Seven years later, in 1954, a year after Stalin’s death, and, it happens, a few months after Jean-Paul Sartre and Simone de Beauvoir attended the May Day parade in Moscow, Henri Cartier-Bresson, Capa’s good friend and, with him, a co-founder of the Magnum Agency, made a trip to the USSR. He was the first Western photojournalist to be allowed the privilege of touring the Soviet Union since Stalin's death and, perhaps, even since his friend's 1947 visit. He produced a fuller, richer set of images, with plenty of faces not shying away from his Leica lens. Cartier-Bresson was a greater artist than Capa and enjoyed better conditions in the USSR, then slowly beginning to “thaw” from the deep freeze of Stalinism. O what a difference do seven years make! Or perhaps, not just the seven years. Cartier-Bresson was also more "engaged," to use Sartre's term, and had, for awhile, belonged to the French Communist Party (see Jean-Pierre Montier, Henri Cartier-Bresson, figure de l’« intellectuel » ?). One needs only to compare his sets of photographs from the USA tour of the 1930s and 1940s with the pictures from his 1954 tour serialized in Life in January 1955 and later that year collected into The People of Moscow. US is sinister, violently racist, aggressive and plutocratic. USSR is, well, a bit backward, a bit absurd, but always charmant.

Going to Russia, Cartier-Bresson was, no doubt, aware of Capa's Russian Journal and considered it a challenge. More than a challenge. Robert Capa, who had sworn after Normandy never to go to a combat zone, died on May 25 of that year after stepping on a land mine while covering the Indochina War. Carier-Bresson arrived in Moscow in August. I suspect that on one of his first days in Moscow, he recognized the scene matching the striking imаge of the dancing women captured by his now late friend and forever an artistic rival. The women's posture is almost a replica of Capa's image but instead of the post-war tragic sterility of a female couple dancing, frozen in a catatonic seizure of the shot, Cartier-Bresson's young women are eagerly eyed by two rakes in uniform, even as the street car in the background (echoes of Dziga Vertov?) adds to the dynamism of an urban scene. 
Recognition was instant, instinctive. Echoing Capa's decisive moment, Cartier-Bresson squeezed the shutter, et voila -- the match was complete. 

For me, the two photos, their horizontal and vertical composition complementary, stand as deeply moving emblems, Capa's of the post-war state of shock in Stalinist Moscow, busy refashioning itself into a world empire, Cartier-Bresson's, for the year of hopes of Moscow's Thaw generation. And even if I realize now that Capa, the archetypal battlefield photographer, continued to see the tragedy of war in the peacetime Moscow, and Cartier-Bresson framed his Russia to accommodate the notions of a French leftist intellectual regarding the world's first Socialist society, both images continue to haunt me — and shape the memory of my own and my country’s past. The magic aura of these images is undiminished, perhaps, even amplified by their digital multiplication. 

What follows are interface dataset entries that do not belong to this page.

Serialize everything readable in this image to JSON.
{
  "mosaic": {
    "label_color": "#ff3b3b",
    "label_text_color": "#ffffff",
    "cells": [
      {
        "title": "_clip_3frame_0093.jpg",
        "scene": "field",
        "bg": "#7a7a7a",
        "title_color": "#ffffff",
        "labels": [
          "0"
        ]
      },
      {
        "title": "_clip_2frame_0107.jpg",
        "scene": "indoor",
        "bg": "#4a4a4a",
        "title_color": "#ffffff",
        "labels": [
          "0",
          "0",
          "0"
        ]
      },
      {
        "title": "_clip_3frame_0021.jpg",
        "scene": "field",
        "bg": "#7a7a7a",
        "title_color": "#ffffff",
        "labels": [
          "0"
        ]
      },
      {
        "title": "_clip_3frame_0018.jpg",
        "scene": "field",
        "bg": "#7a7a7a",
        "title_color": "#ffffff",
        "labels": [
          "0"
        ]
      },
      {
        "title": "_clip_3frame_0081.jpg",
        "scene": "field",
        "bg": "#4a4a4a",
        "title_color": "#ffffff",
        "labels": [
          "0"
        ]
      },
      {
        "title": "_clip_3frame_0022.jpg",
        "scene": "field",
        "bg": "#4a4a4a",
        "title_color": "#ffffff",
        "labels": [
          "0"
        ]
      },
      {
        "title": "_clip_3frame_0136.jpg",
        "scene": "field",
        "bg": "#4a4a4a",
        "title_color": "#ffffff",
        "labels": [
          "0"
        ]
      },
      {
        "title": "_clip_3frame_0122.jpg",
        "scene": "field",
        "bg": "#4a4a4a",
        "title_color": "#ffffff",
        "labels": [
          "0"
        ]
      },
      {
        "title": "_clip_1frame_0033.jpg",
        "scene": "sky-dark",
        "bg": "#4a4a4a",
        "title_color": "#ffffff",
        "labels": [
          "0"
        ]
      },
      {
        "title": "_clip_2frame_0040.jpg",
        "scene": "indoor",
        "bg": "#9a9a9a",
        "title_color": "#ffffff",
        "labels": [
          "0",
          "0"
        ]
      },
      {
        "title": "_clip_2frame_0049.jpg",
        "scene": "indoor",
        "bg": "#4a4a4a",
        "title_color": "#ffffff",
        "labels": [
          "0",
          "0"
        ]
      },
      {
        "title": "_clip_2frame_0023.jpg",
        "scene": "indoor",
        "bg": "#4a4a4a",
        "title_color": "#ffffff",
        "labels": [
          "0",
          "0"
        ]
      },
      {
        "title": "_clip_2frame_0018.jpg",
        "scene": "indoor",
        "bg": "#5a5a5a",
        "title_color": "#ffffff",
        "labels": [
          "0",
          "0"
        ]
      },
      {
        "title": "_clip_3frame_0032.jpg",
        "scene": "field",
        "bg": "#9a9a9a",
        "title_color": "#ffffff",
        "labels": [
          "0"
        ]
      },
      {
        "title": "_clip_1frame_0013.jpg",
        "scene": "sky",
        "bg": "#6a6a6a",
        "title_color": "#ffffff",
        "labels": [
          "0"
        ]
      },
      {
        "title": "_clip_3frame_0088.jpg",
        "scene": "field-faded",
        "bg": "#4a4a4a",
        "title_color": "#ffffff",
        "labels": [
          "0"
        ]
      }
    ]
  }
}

I shake my head in disbelief... Could it be, then, that the rumor, publicized by Walter Benjamin, of its demise in the age of mechanical, now digital, reproduction of art was a little exaggerated?

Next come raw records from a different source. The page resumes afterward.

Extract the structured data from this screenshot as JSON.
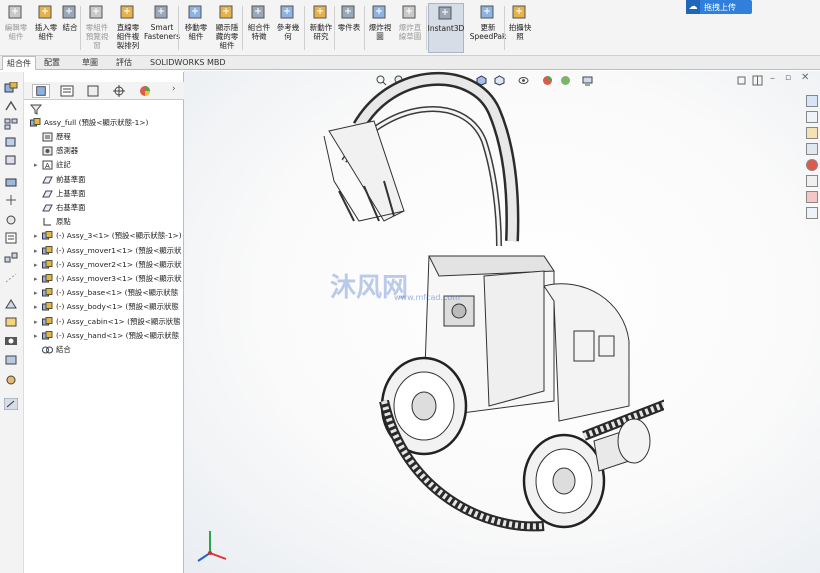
{
  "ribbon": {
    "buttons": [
      {
        "label": "編輯零\n組件",
        "disabled": true
      },
      {
        "label": "插入零\n組件",
        "disabled": false
      },
      {
        "label": "結合",
        "disabled": false
      },
      {
        "label": "零組件\n預覽視\n窗",
        "disabled": true
      },
      {
        "label": "直線零\n組件複\n製排列",
        "disabled": false
      },
      {
        "label": "Smart\nFasteners",
        "disabled": false
      },
      {
        "label": "移動零\n組件",
        "disabled": false
      },
      {
        "label": "顯示隱\n藏的零\n組件",
        "disabled": false
      },
      {
        "label": "組合件\n特徵",
        "disabled": false
      },
      {
        "label": "參考幾\n何",
        "disabled": false
      },
      {
        "label": "新動作\n研究",
        "disabled": false
      },
      {
        "label": "零件表",
        "disabled": false
      },
      {
        "label": "爆炸視\n圖",
        "disabled": false
      },
      {
        "label": "爆炸直\n線草圖",
        "disabled": true
      },
      {
        "label": "Instant3D",
        "disabled": false,
        "active": true
      },
      {
        "label": "更新\nSpeedPak",
        "disabled": false
      },
      {
        "label": "拍攝快\n照",
        "disabled": false
      }
    ],
    "upload_label": "拖拽上传"
  },
  "command_tabs": [
    "組合件",
    "配置",
    "草圖",
    "評估",
    "SOLIDWORKS MBD"
  ],
  "tree": {
    "root": "Assy_full (預設<顯示狀態-1>)",
    "items": [
      {
        "label": "歷程",
        "expand": false,
        "icon": "history-icon"
      },
      {
        "label": "感測器",
        "expand": false,
        "icon": "sensor-icon"
      },
      {
        "label": "註記",
        "expand": true,
        "icon": "annotation-icon"
      },
      {
        "label": "前基準面",
        "expand": false,
        "icon": "plane-icon"
      },
      {
        "label": "上基準面",
        "expand": false,
        "icon": "plane-icon"
      },
      {
        "label": "右基準面",
        "expand": false,
        "icon": "plane-icon"
      },
      {
        "label": "原點",
        "expand": false,
        "icon": "origin-icon"
      },
      {
        "label": "(-) Assy_3<1> (預設<顯示狀態-1>)",
        "expand": true,
        "icon": "subassembly-icon"
      },
      {
        "label": "(-) Assy_mover1<1> (預設<顯示狀",
        "expand": true,
        "icon": "subassembly-icon"
      },
      {
        "label": "(-) Assy_mover2<1> (預設<顯示狀",
        "expand": true,
        "icon": "subassembly-icon"
      },
      {
        "label": "(-) Assy_mover3<1> (預設<顯示狀",
        "expand": true,
        "icon": "subassembly-icon"
      },
      {
        "label": "(-) Assy_base<1> (預設<顯示狀態",
        "expand": true,
        "icon": "subassembly-icon"
      },
      {
        "label": "(-) Assy_body<1> (預設<顯示狀態",
        "expand": true,
        "icon": "subassembly-icon"
      },
      {
        "label": "(-) Assy_cabin<1> (預設<顯示狀態",
        "expand": true,
        "icon": "subassembly-icon"
      },
      {
        "label": "(-) Assy_hand<1> (預設<顯示狀態",
        "expand": true,
        "icon": "subassembly-icon"
      },
      {
        "label": "結合",
        "expand": false,
        "icon": "mates-icon"
      }
    ]
  },
  "watermark": {
    "text": "沐风网",
    "url": "www.mfcad.com"
  },
  "colors": {
    "accent": "#2f7fdb",
    "ribbon_bg": "#f4f4f4",
    "folder": "#e6b34a"
  }
}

Berkeley, 27 December 2012


  1. So interesting and moving, Grisha! I'm reading this at my in laws' house, and they happened to have a book of Capra's photos. There's one intriguing one also from 1947, a stop in Ukraine. I'll try to post it as a response to your fb post.

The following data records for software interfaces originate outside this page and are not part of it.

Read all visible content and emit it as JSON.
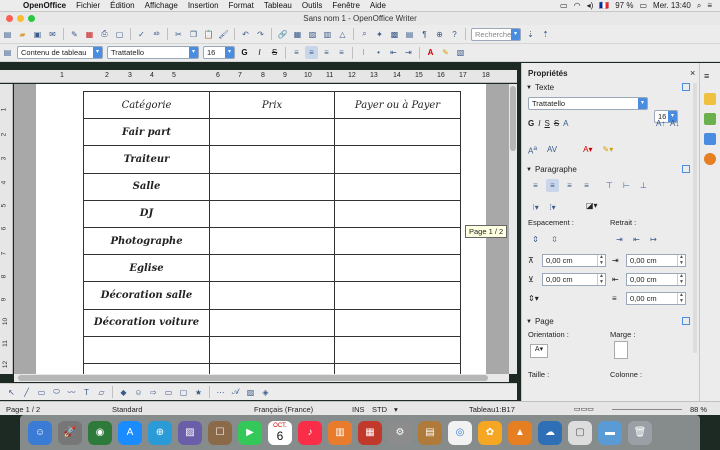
{
  "menubar": {
    "app": "OpenOffice",
    "items": [
      "Fichier",
      "Édition",
      "Affichage",
      "Insertion",
      "Format",
      "Tableau",
      "Outils",
      "Fenêtre",
      "Aide"
    ],
    "battery": "97 %",
    "flag": "🇫🇷",
    "clock": "Mer. 13:40"
  },
  "window": {
    "title": "Sans nom 1 - OpenOffice Writer"
  },
  "toolbar": {
    "search_placeholder": "Rechercher",
    "style_value": "Contenu de tableau",
    "font_value": "Trattatello",
    "size_value": "16",
    "bold": "G",
    "italic": "I",
    "strike": "S"
  },
  "ruler": {
    "marks": [
      "1",
      "1",
      "2",
      "3",
      "4",
      "5",
      "6",
      "7",
      "8",
      "9",
      "10",
      "11",
      "12",
      "13",
      "14",
      "15",
      "16",
      "17",
      "18"
    ],
    "vmarks": [
      "1",
      "2",
      "3",
      "4",
      "5",
      "6",
      "7",
      "8",
      "9",
      "10",
      "11",
      "12"
    ]
  },
  "table": {
    "headers": [
      "Catégorie",
      "Prix",
      "Payer ou à Payer"
    ],
    "rows": [
      "Fair part",
      "Traiteur",
      "Salle",
      "DJ",
      "Photographe",
      "Eglise",
      "Décoration salle",
      "Décoration voiture",
      ""
    ]
  },
  "tooltip": "Page 1 / 2",
  "sidebar": {
    "title": "Propriétés",
    "text_section": "Texte",
    "font": "Trattatello",
    "size": "16",
    "para_section": "Paragraphe",
    "spacing_label": "Espacement :",
    "indent_label": "Retrait :",
    "values": [
      "0,00 cm",
      "0,00 cm",
      "0,00 cm",
      "0,00 cm",
      "0,00 cm"
    ],
    "page_section": "Page",
    "orientation_label": "Orientation :",
    "margin_label": "Marge :",
    "size_label": "Taille :",
    "column_label": "Colonne :"
  },
  "status": {
    "page": "Page 1 / 2",
    "style": "Standard",
    "lang": "Français (France)",
    "ins": "INS",
    "std": "STD",
    "cell": "Tableau1:B17",
    "zoom": "88 %"
  },
  "dock": {
    "calendar_month": "OCT.",
    "calendar_day": "6"
  }
}
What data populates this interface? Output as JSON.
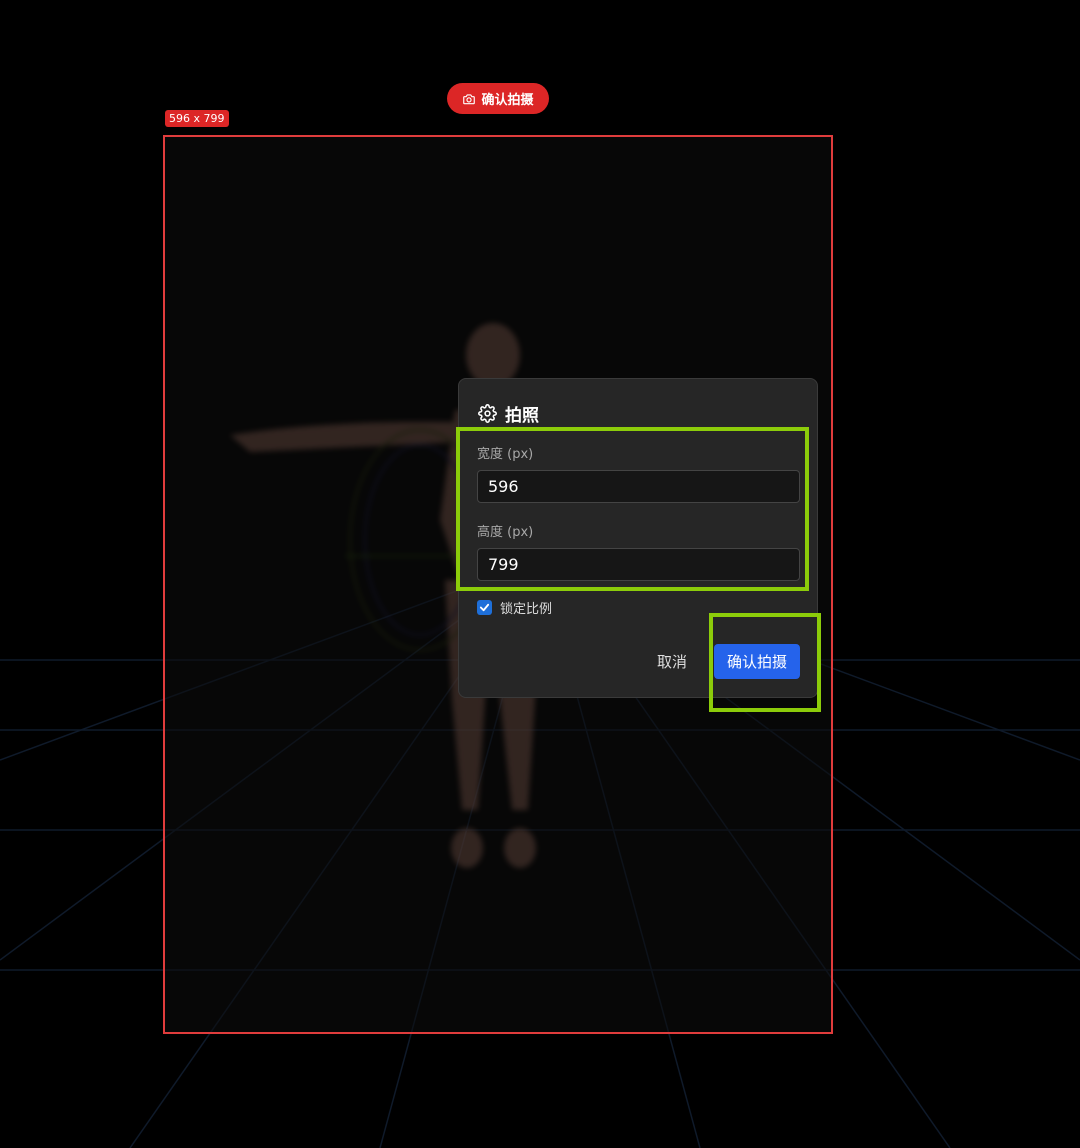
{
  "capture_button": {
    "label": "确认拍摄",
    "icon": "camera-icon",
    "color": "#dc2626"
  },
  "frame": {
    "size_badge": "596 x 799",
    "border_color": "#e03c3c"
  },
  "dialog": {
    "icon": "gear-icon",
    "title": "拍照",
    "width_label": "宽度 (px)",
    "width_value": "596",
    "height_label": "高度 (px)",
    "height_value": "799",
    "lock_ratio_label": "锁定比例",
    "lock_ratio_checked": true,
    "cancel_label": "取消",
    "confirm_label": "确认拍摄",
    "confirm_color": "#2563eb"
  },
  "highlight_color": "#8ccc0a"
}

  2. Always welcome what other sensitive and trained eyes lived and saw..thank you for keeping HISTORY ALIVE